Kevin Risk and Tom Sofranko Speak at the International Symposium on Chinese Vernacular Architecture
LSU’s Kevin Risk and Tom Sofranko were invited speakers at the 21st International Symposium on Chinese Vernacular Architecture.
Risk, an associate professor of the LSU Robert Reich School of Landscape Architecture, presented a paper focused on his research on Rowan Oak, William Faulkner’s four-acre estate in Oxford, Mississippi. The paper, “Interpretation/Preservation of William Faulkner’s Rowan Oak: Narrative, Gender, Region,” explores the relationship between fictive place-making and physical space-making at Rowan Oak. Using Faulkner’s hand-drawn map of Yoknapatawpha County, typological themes from his fictional works, and site mappings as bases for speculative analysis, Risk investigates the phenomenological influence of Rowan Oak on the imagining of Faulkner’s fictive world and the influence his fictive world had on the shaping of Rowan Oak. The landscape of Rowan Oak served as both creative muse and experiential medium during Faulkner’s greatest period of literary productivity (1930–62) and can be read as a phenomenological microcosm of his fictive world, reflecting recurring themes of his narrative works and the poly-vocal nature of his fiction.

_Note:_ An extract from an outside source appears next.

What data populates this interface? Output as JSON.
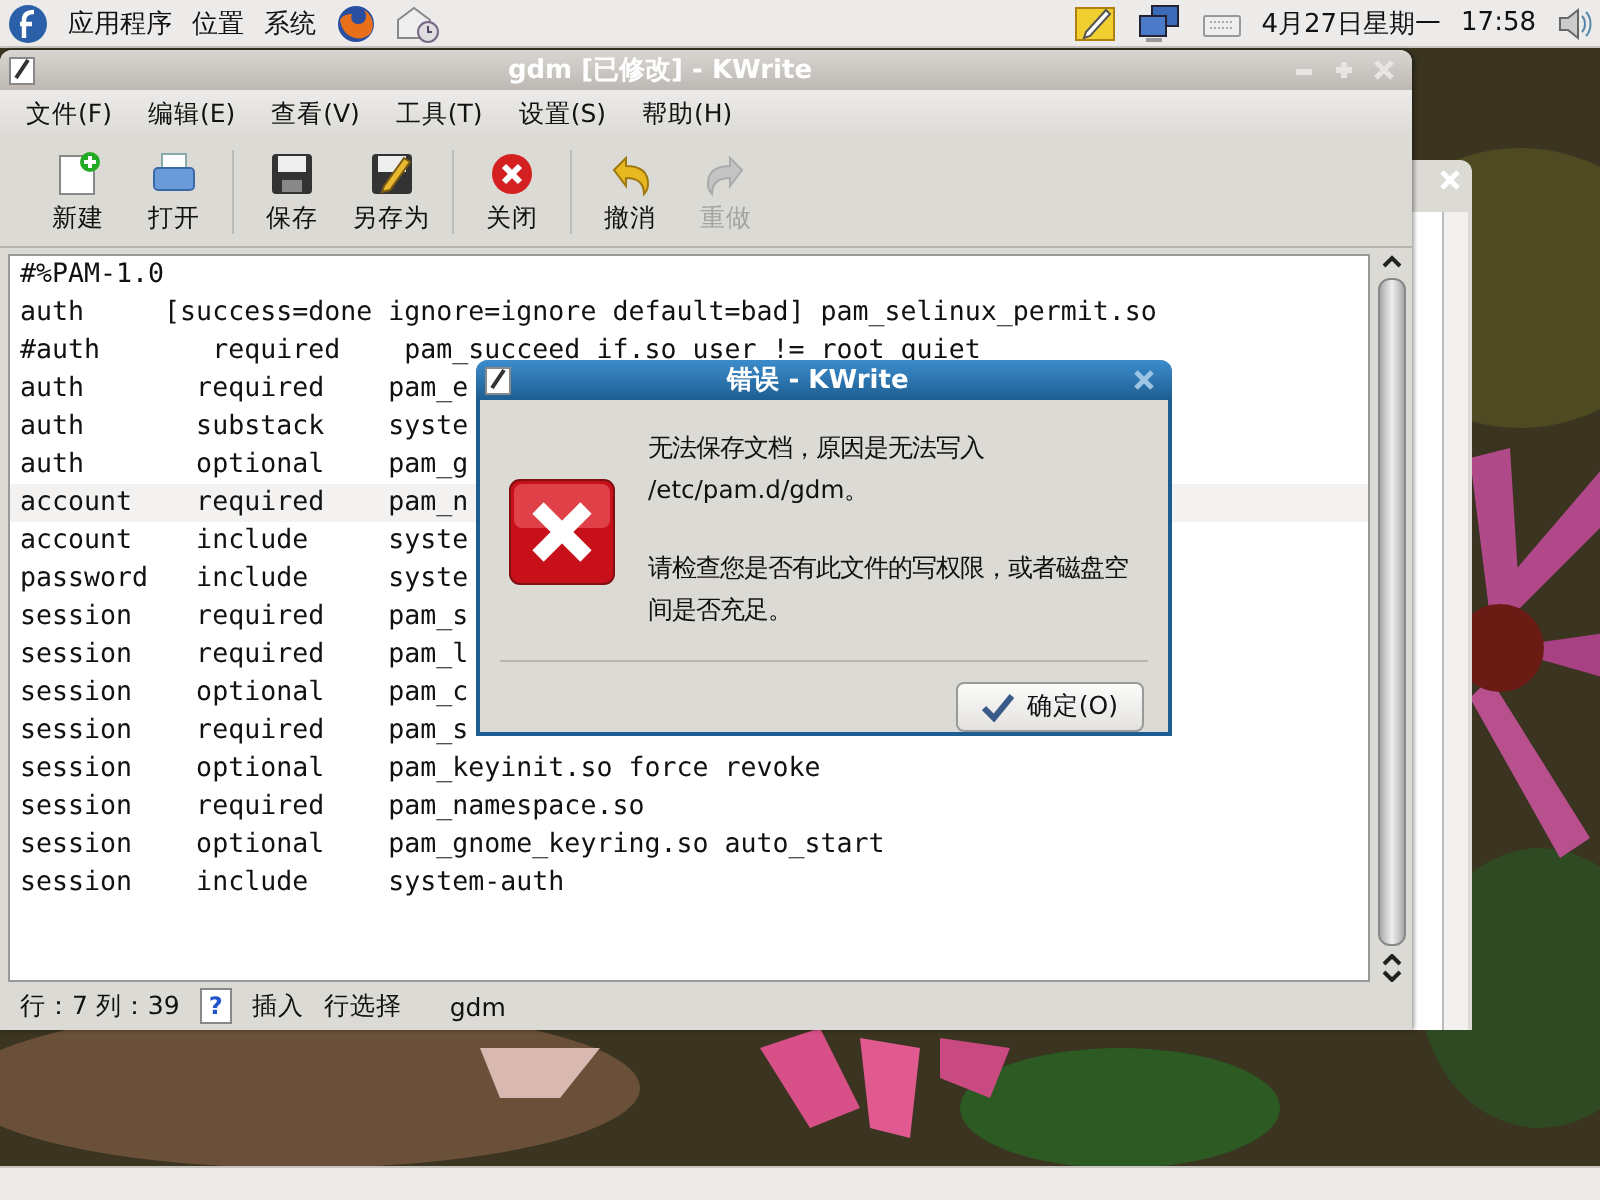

“It was fascinating to see in person the sometimes jarring juxtapositions between new urbanist projects (virtually new cities) and traditional Chinese architecture and landscapes and the efforts to preserve and document vernacular heritage even as it is rapidly disappearing in China,” Risk remarked.
Sofranko, professor of the LSU School of Architecture and associate dean of the LSU College of Art & Design, presented his research on the legacy of vernacular studies at LSU. The university has had a foundational role and a long history in establishing the field of study of vernacular architecture in the United States. First identified by Fred Kniffen, whose career at LSU went from 1929–1970, the state of Louisiana has proven to be an excellent laboratory for looking at vernacular building techniques. From indigenous people to Spanish and French explorers to the various settlers who developed the state, many different groups have come to and through Louisiana, bringing building techniques based on their origins. Sofranko discusses specific influences from Acadian and Caribbean people and looks at how their ideas were adapted to the Louisiana climate and geography. His conclusions discuss what is currently happening at LSU and in the state to preserve what we know about the first and earliest inhabitants and their building techniques.
As part of the conference, Risk and Sofranko visited a number of historic vernacular landscapes, including Chairman Mao’s birthplace and a traditional Hunan fishing village that has been revitalized as a heritage site. They also visited the city of Changsha, the regional capital of Hunan Province; the ancient Confucian campus of Yuelu Academy; and contemporary urbanist projects by Zaha Hadid and others.
“This wasn’t a trip; this was a journey,” noted Sofranko. “There was great interest in what we had to say about Louisiana and the South in general. We’re hopeful we made some connections that will result in future intellectual and academic sharing.”